Myths About Marijuana: Separating Fact From Fiction
Despite being legalized in many states, provinces and countries, there is still hot debate around cannabis and its effects. While some scientific institutions are preoccupied performing studies on the impact of cannabis in disease, there are still members of the public who are convinced cannabis use is harmful. Myths have been swirling around the use of marijuana for decades but many of them are just that – myths. Taking a closer look at the science and stats behind cannabis use will dispel these, making the benefits of use more accessible to a wider audience.
Myth: Marijuana is a Gateway Drug

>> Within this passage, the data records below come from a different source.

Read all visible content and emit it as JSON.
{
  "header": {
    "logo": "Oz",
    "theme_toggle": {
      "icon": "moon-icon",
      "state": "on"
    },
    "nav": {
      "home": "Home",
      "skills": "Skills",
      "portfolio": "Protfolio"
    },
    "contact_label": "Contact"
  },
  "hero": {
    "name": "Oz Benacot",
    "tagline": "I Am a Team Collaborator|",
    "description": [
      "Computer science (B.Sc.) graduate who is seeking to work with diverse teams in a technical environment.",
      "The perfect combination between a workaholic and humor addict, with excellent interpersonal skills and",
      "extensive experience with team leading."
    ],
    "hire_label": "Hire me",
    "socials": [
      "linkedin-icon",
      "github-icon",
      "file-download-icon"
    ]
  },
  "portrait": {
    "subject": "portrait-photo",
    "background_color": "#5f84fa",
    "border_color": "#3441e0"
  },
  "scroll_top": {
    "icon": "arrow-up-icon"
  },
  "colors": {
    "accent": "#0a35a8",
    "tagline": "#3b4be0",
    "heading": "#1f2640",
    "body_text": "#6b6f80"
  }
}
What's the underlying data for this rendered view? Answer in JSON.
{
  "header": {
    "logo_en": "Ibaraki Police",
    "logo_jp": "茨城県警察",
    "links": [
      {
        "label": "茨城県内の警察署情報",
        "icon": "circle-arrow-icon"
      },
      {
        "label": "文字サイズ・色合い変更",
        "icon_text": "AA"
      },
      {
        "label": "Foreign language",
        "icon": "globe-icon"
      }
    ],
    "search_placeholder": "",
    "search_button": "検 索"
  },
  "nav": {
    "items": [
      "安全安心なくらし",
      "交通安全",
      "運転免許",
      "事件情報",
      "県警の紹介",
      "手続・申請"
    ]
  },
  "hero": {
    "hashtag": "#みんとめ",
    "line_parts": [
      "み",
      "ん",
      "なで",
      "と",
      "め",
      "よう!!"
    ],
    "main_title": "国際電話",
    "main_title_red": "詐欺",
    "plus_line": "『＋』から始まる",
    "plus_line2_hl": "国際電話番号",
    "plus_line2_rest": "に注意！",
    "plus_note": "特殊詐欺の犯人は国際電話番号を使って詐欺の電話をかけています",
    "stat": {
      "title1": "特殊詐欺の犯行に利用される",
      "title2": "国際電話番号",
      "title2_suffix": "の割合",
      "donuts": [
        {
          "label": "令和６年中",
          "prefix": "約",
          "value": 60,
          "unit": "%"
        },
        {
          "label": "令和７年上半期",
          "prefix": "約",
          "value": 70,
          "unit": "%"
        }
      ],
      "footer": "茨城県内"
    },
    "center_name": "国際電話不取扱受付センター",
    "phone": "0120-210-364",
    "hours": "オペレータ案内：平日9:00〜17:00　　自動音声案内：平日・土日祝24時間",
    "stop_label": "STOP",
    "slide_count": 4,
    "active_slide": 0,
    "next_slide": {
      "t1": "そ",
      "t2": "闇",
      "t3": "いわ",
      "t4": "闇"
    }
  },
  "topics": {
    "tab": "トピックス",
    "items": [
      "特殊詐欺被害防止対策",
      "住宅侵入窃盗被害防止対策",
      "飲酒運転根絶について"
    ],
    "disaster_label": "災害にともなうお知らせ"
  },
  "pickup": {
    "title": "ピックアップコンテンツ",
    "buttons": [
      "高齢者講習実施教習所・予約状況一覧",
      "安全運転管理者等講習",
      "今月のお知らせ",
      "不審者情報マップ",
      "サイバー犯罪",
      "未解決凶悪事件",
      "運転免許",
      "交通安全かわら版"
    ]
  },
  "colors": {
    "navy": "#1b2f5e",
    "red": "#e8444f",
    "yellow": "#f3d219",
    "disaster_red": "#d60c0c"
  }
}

Cannabis is widely used and widely available, so it is no wonder that marijuana is often the first illicit drug – and sometimes the only drug, used by many individuals. Of course, alcohol and tobacco are often used even before marijuana. With that in mind, it is probable that many drug users had early experience with cannabis but there is no evidence that later addiction is directly linked to this interaction. If someone is willing to try cannabis, there is likely an existing want to try other drugs.
Myth: Cannabis Can Be Deadly
There are many misconceptions about overdosing on marijuana. Unlike other drugs, you cannot overdose on cannabis in the same way that you can on other drugs. In order to fatally overdose on marijuana, a user would have to consume over one thousand pounds per minute for a quarter of an hour.
Myth: Cannabis Causes Psychosis
Some cannabis users have experienced psychosis, but that is not to say that it is caused by marijuana use. Someone with diabetes might enjoy an ice cream, but that does not mean that the ice cream is what caused it. Those who have a vulnerability to psychosis or bipolar disorder may have increased effects when using cannabis.
Myth: All Cannabis Gets You High
The facts around cannabinoids are becoming more and more widespread. Instead of assuming that all marijuana gets you high, more research is being published on cannabinoids. THC is the cannabinoid that produces psychoactive, mind-altering effects but CBD offers therapeutic effects without the high.
Myth: Cannabis is Addictive
The risks of becoming addicted to cannabis are minimal but it is important to remember that addictive personalities are susceptible to becoming reliant on anything. From harmful materials like opioids to seemingly positive habits, like working out, it is possible to become “addicted” to anything. According to the National Institute on Drug Abuse, between 7%-9% of users will become severe users and can be referred to as an addiction. The effects of these addictions are far less severe than those involved in opioid dependency but should still be discussed wth medical professionals.